== Segment start ==

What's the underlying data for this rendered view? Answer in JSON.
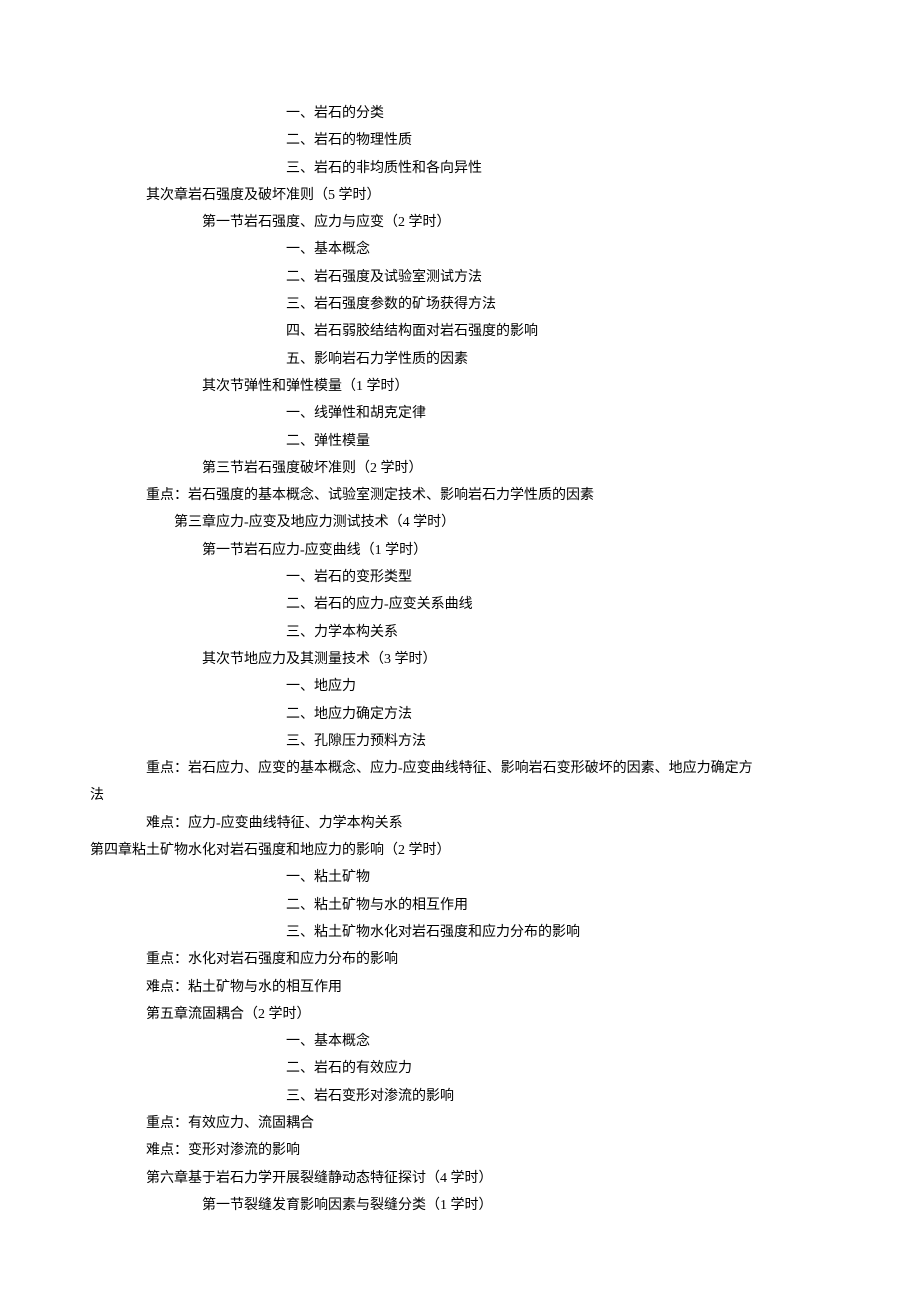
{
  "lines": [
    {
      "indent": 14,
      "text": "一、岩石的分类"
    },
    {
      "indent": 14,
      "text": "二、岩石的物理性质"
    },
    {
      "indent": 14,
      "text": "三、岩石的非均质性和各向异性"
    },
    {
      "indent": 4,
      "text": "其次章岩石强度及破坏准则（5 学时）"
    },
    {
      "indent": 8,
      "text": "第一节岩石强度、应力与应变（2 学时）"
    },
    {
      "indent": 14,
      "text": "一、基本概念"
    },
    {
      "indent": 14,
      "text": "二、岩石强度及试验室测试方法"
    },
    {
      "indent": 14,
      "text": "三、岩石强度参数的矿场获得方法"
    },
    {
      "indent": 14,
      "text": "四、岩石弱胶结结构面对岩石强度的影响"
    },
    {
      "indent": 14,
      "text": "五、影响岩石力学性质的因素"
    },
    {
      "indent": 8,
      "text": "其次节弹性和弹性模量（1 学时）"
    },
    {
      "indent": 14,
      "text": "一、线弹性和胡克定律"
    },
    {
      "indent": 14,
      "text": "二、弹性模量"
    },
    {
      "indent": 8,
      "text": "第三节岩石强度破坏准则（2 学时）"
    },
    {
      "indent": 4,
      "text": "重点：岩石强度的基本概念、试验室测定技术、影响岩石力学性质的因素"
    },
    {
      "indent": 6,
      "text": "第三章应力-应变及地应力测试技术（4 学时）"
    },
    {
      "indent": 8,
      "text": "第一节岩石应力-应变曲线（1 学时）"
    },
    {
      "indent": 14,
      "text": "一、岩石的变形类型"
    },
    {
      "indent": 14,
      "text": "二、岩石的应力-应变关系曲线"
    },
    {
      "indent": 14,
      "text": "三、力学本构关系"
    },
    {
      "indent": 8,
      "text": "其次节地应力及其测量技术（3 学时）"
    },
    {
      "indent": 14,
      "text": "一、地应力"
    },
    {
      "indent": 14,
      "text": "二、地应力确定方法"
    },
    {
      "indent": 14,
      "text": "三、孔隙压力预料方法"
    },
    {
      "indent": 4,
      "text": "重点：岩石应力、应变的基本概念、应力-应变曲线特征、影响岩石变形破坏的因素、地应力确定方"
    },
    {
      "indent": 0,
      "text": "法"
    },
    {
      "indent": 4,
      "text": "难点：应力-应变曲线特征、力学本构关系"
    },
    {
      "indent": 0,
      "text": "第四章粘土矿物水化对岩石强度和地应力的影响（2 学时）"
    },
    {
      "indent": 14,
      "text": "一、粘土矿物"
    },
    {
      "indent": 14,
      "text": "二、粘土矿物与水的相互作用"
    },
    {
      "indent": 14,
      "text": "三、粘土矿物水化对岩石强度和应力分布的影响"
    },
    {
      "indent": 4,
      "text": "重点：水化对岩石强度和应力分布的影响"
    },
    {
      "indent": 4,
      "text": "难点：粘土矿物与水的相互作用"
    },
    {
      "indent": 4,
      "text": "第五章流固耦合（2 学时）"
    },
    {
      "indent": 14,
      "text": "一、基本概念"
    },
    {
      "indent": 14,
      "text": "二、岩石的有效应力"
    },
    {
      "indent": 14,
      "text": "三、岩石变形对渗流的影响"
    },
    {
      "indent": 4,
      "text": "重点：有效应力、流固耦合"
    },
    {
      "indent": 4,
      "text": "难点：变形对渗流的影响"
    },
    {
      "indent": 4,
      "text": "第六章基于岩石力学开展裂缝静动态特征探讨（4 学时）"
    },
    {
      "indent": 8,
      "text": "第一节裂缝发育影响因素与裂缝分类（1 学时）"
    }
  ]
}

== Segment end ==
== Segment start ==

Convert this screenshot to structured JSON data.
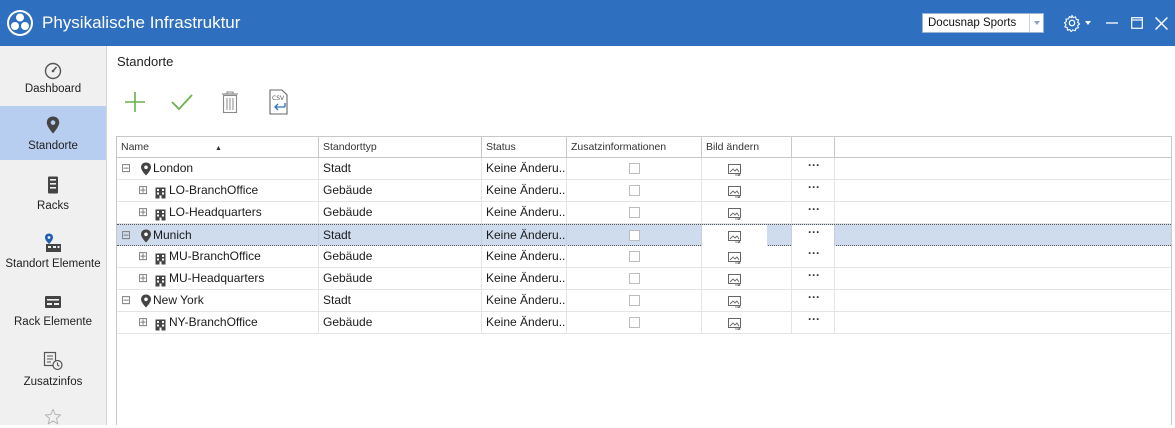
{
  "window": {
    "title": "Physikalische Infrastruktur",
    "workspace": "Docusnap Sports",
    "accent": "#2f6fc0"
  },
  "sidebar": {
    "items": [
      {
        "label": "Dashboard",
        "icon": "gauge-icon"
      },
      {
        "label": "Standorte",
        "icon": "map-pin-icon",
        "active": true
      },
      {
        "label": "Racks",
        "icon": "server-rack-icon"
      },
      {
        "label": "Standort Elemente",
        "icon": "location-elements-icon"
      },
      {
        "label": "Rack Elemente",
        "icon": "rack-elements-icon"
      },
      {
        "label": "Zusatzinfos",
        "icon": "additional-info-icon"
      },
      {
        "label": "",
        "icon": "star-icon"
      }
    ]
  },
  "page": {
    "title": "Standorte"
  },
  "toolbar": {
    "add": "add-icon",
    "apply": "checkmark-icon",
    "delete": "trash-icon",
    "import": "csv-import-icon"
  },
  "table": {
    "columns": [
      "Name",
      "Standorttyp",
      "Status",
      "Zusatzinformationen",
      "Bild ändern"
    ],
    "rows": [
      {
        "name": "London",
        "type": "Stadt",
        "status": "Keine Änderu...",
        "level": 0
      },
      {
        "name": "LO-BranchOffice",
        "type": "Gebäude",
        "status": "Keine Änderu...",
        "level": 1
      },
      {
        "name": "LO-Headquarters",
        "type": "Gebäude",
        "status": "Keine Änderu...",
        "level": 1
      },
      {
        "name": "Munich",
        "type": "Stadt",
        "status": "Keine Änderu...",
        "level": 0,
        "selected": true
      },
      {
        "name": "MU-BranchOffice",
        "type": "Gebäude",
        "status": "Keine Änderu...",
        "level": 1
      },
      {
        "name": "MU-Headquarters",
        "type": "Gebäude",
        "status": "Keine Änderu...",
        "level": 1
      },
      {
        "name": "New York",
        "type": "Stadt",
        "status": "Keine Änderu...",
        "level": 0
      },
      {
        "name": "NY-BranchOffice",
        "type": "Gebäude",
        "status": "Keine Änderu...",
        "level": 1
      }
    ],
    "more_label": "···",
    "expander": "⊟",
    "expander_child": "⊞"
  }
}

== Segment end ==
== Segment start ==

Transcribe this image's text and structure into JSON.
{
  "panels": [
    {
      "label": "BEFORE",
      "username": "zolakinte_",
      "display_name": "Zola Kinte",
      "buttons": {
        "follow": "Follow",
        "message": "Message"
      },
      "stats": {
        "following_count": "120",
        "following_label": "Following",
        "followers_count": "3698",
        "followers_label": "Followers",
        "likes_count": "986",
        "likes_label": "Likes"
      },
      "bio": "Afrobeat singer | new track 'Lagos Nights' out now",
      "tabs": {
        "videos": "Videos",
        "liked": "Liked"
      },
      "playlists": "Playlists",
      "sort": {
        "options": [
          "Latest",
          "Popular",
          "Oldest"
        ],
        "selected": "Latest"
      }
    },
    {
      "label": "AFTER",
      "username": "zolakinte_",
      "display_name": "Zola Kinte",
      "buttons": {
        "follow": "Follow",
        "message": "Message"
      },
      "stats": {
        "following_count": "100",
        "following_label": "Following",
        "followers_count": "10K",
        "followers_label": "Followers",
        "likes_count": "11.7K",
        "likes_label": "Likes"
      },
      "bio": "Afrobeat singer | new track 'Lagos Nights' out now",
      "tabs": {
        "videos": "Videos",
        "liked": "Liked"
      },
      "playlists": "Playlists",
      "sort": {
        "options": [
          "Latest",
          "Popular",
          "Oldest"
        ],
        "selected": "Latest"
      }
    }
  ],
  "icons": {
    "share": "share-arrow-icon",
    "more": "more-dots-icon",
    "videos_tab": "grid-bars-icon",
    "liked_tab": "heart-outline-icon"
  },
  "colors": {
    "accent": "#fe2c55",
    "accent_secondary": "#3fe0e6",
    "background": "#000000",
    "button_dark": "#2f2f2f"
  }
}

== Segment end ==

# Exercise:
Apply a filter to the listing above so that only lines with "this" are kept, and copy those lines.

# Answer to the problem:
What's the underlying data for this rendered view? Answer in JSON.
Convert this screenshot to structured JSON data.
Transcribe this image's text and structure into JSON.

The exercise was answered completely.